It didn't come up again until the summer. I was at a party where many of the guests were her friends -- including Rachel, one of her sorority sisters. We talked about her job, her husband and her son. With a mix of hope and concern, Rachel asked me, "Are you seeing anybody?" It wasn't a casual question.
"No," I replied. "I'm not really interested in that."
Rachel looked a little surprised and disappointed. "It's been eight months," she said. That's how I found out about the timeline people expected me to be on. At some point prior to eight months, my status was supposed to change from widowed to single.
Her friends mean well when they want me to "move on" this way, but it still strikes me as strange. There are a whole host of unwritten rules about relationships that people begin learning in high school through trial and error. Seeing her friends trying to play matchmaker for me instinctually feels like a violation of the code. But of course, there is no betrayal here -- this is just a situation that we never had to think about as teenagers.
Why do her friends want to set me up with other women? I try to understand what motivates them to bring it up, and the reasoning shifts over time. In Rachel's case, I think she wanted some evidence that I was getting better, that I was no longer the shell-shocked man who fumbled his way through the eulogy.
The dating question makes me anxious every time it pops up. It forces me to reveal more than I want to. Admitting to my lack of interest in rebuilding my life is like confessing that the months and years aren't helping me heal. Nevertheless, the questions keep coming and, as time passes, people become more direct. Simple questions about dating (Are you dating?) grow into opinions (You should be dating) and requests (Let me set you up with somebody).

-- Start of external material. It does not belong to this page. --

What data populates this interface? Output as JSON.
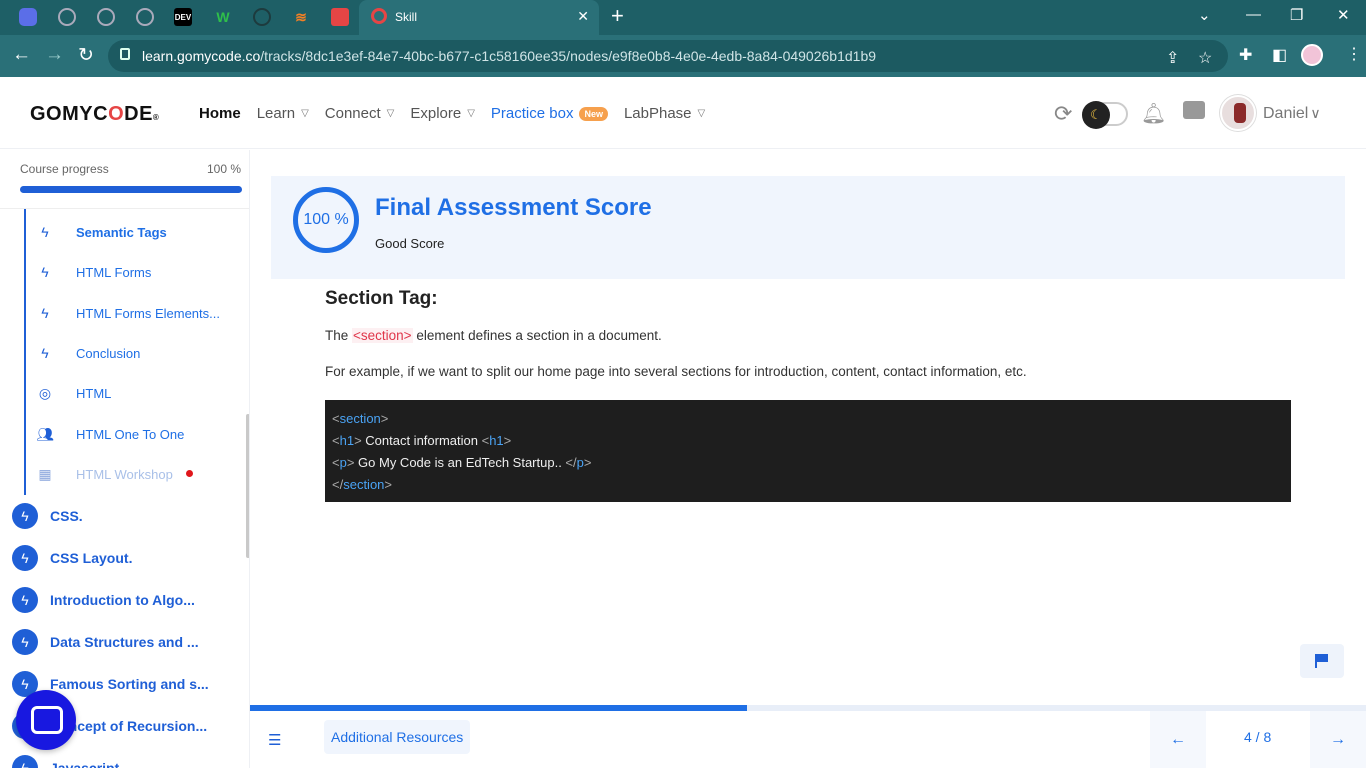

Kimberly, another one of her friends, is passing through town. We haven't seen each other since the funeral, so we meet at a diner for breakfast to catch up over scrambled eggs and pancakes. Since Kimberly's six-year-old daughter is also there, our conversation leans heavily on implications. "How are you doing?" she asks, looking into my eyes for a real answer. When I tell her I'm doing as well as I can, she understands what I mean.
Kimberly wants to know if she can set me up. I politely decline the offer with the same explanation I gave Rachel: I'm not really interested in that right now. Kimberly accepts my answer without objection.
After we finish eating breakfast, we walk to a playground. I push Kimberly's daughter on the swings, but not as high as she wants to go. Her dad probably pushes her harder, but I'm nervous about breaking somebody else's child. People seem so fragile to me.
Kimberly and I watch her daughter play on the slide. We're standing just far away enough for us to have an uncensored adult conversation. "You're really good with kids," she says as she looks at me with unmasked sadness. "Are you sure we can't set you up with somebody?"
Why do her friends want to set me up with other women? Earlier over breakfast, Kimberly was asking the question because she wanted to fix my widowhood with another woman. Later on the playground, after sensing my untapped potential as a father, her concern shifted from me being alone to me having no future to call my own.
Whatever their reasoning is, people inevitably come to the same solution: they can cure me with a woman. The problem is that this prescription is based on a misdiagnosis of my condition. Yes, I am alone, but I am not lonely. I do not yearn to build a new future with somebody, whoever she may be. I do, however, miss the very specific future I once had with her.
And so I dread the possibility that one of her friends will ask me the dating question since I'll never be able to give them the answer they want to hear. At the same time, I do find some comfort in these conversations because I know that they're just trying to look after me in her absence.